     I think most readers prefer Pride and Prejudice over Sense and Sensibility simply because the hero of the former, Mr. Darcy, is far more swoon-worthy than that of the latter. (Sorry, Colonel Barton)  This is partially due to the differing slants of the novels.  In S&S, Austen is contrasting the two sisters and exploring the differences between them.  The various potential suitors are tools to draw out aspects of the sisters' characters and are not developed as fully.  In P&P, Austen is comparing and contrasting Elizabeth Bennet and Fitzwilliam Darcy, which obviously requires more development of Darcy's character.  Another possible contribution to the differences in focus may lie in the fact that the first draft of S&S was written when Austen was only 19 (!), before she had experienced any romantic relationships, while the first draft of P&P was written two years later, after her relationship with Tom Lefroy.
      I certainly found Sense and Sensibility enjoyable in its own right, with interesting plot devices and humorous characters, although overall I must side with the majority in preferring Pride and Prejudice.

Two steps backward for feminism: Marianne
Finally, a girl who thinks: Elinor
Karma's gonna get you in the end: John Dashwood
Everything is okay ma'am, please put down the pocketbook: Mrs. Dashwood
Warning: Contains dry ice.

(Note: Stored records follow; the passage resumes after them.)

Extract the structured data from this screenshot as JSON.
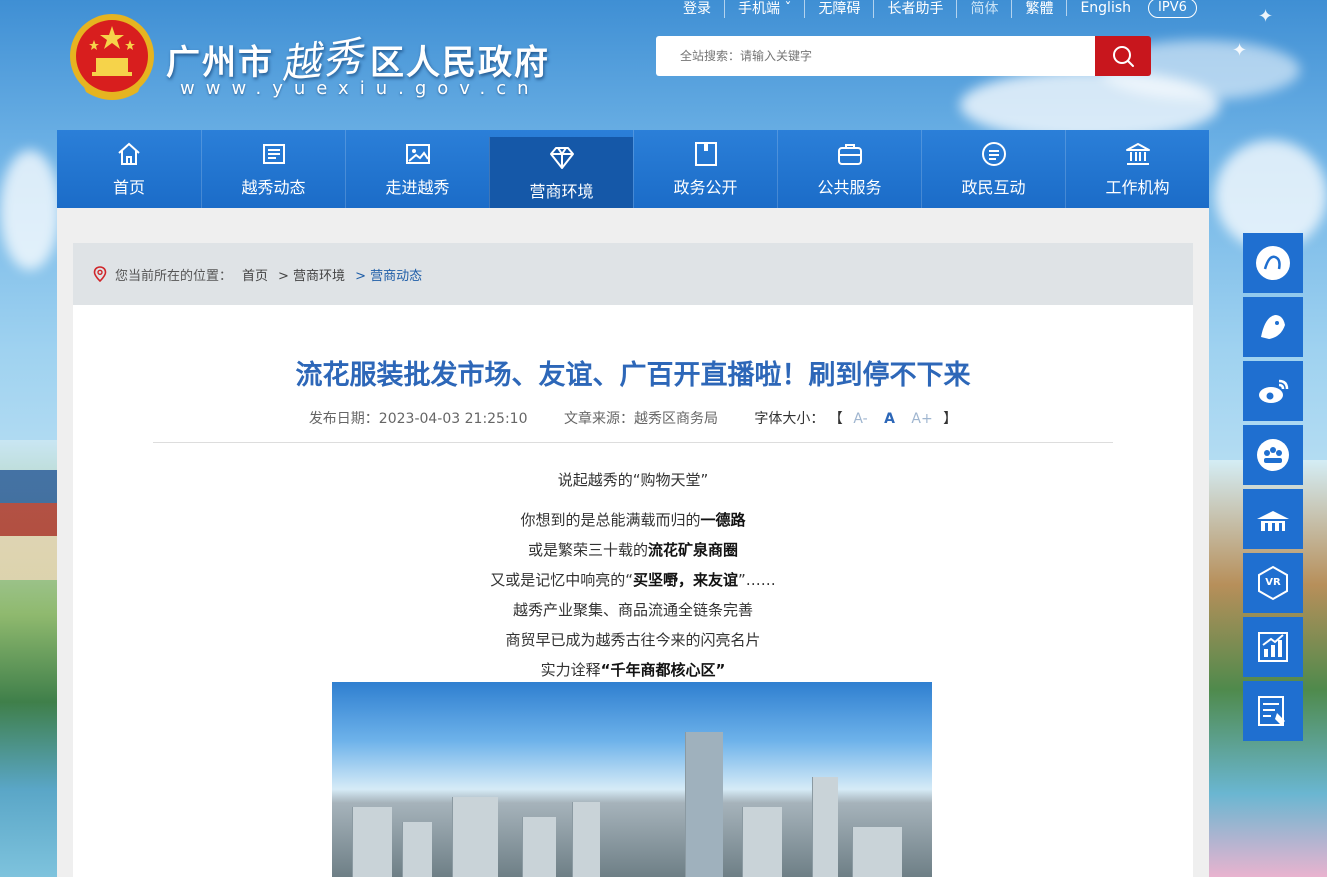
{
  "header": {
    "title_left": "广州市",
    "title_script": "越秀",
    "title_right": "区人民政府",
    "domain": "www.yuexiu.gov.cn"
  },
  "top_links": [
    {
      "label": "登录"
    },
    {
      "label": "手机端 ˇ"
    },
    {
      "label": "无障碍"
    },
    {
      "label": "长者助手"
    },
    {
      "label": "简体"
    },
    {
      "label": "繁體"
    },
    {
      "label": "English"
    }
  ],
  "ipv6": "IPV6",
  "search": {
    "placeholder": "全站搜索：请输入关键字"
  },
  "nav": [
    {
      "label": "首页",
      "icon": "home-icon"
    },
    {
      "label": "越秀动态",
      "icon": "newspaper-icon"
    },
    {
      "label": "走进越秀",
      "icon": "picture-icon"
    },
    {
      "label": "营商环境",
      "icon": "diamond-icon"
    },
    {
      "label": "政务公开",
      "icon": "document-icon"
    },
    {
      "label": "公共服务",
      "icon": "briefcase-icon"
    },
    {
      "label": "政民互动",
      "icon": "chat-icon"
    },
    {
      "label": "工作机构",
      "icon": "institution-icon"
    }
  ],
  "nav_active": "营商环境",
  "breadcrumb": {
    "prefix": "您当前所在的位置：",
    "items": [
      "首页",
      "> 营商环境",
      "> 营商动态"
    ]
  },
  "article": {
    "title": "流花服装批发市场、友谊、广百开直播啦！刷到停不下来",
    "date_label": "发布日期：2023-04-03 21:25:10",
    "source_label": "文章来源：越秀区商务局",
    "font_size_label": "字体大小：",
    "font_sizes": [
      "A-",
      "A",
      "A+"
    ],
    "bracket_open": "【",
    "bracket_close": "】",
    "lines": [
      {
        "pre": "说起越秀的“购物天堂”",
        "bold": "",
        "post": ""
      },
      {
        "pre": "你想到的是总能满载而归的",
        "bold": "一德路",
        "post": ""
      },
      {
        "pre": "或是繁荣三十载的",
        "bold": "流花矿泉商圈",
        "post": ""
      },
      {
        "pre": "又或是记忆中响亮的“",
        "bold": "买坚嘢，来友谊",
        "post": "”……"
      },
      {
        "pre": "越秀产业聚集、商品流通全链条完善",
        "bold": "",
        "post": ""
      },
      {
        "pre": "商贸早已成为越秀古往今来的闪亮名片",
        "bold": "",
        "post": ""
      },
      {
        "pre": "实力诠释",
        "bold": "“千年商都核心区”",
        "post": ""
      }
    ]
  },
  "side_buttons": [
    {
      "icon": "yuexiu-logo-icon"
    },
    {
      "icon": "yuexiu-mascot-icon"
    },
    {
      "icon": "weibo-icon"
    },
    {
      "icon": "service-group-icon"
    },
    {
      "icon": "yuexiu-landmark-icon"
    },
    {
      "icon": "vr-icon"
    },
    {
      "icon": "statistics-chart-icon"
    },
    {
      "icon": "online-form-icon"
    }
  ],
  "colors": {
    "nav_bg": "#1b6cc8",
    "nav_active": "#1558a8",
    "title": "#2d67b8",
    "search_button": "#c8161d",
    "side_button": "#1f6fd0"
  }
}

Do not handle without protective gloves: Fanny Dashwood
Why, you evil toad of a man!: John Willoughby
Somebody please put codeine in her tea: Mrs. Jennings
And valium in hers: Mrs. Ferrars
Knight in shining...cravat?: Colonel Barton
There was a lot of: note writing, misunderstandings, descriptions of rooms, tiresome visitors, humorous situations, similarities with Pride and Prejudice
There should have been more: development of Colonel Barton and Edward Ferrars' characters
This book makes you want to: read more Jane Austen, visit interesting friends, make sure you're not an airhead
This book makes you glad you don't have to: adhere to proper 19th century English social conventions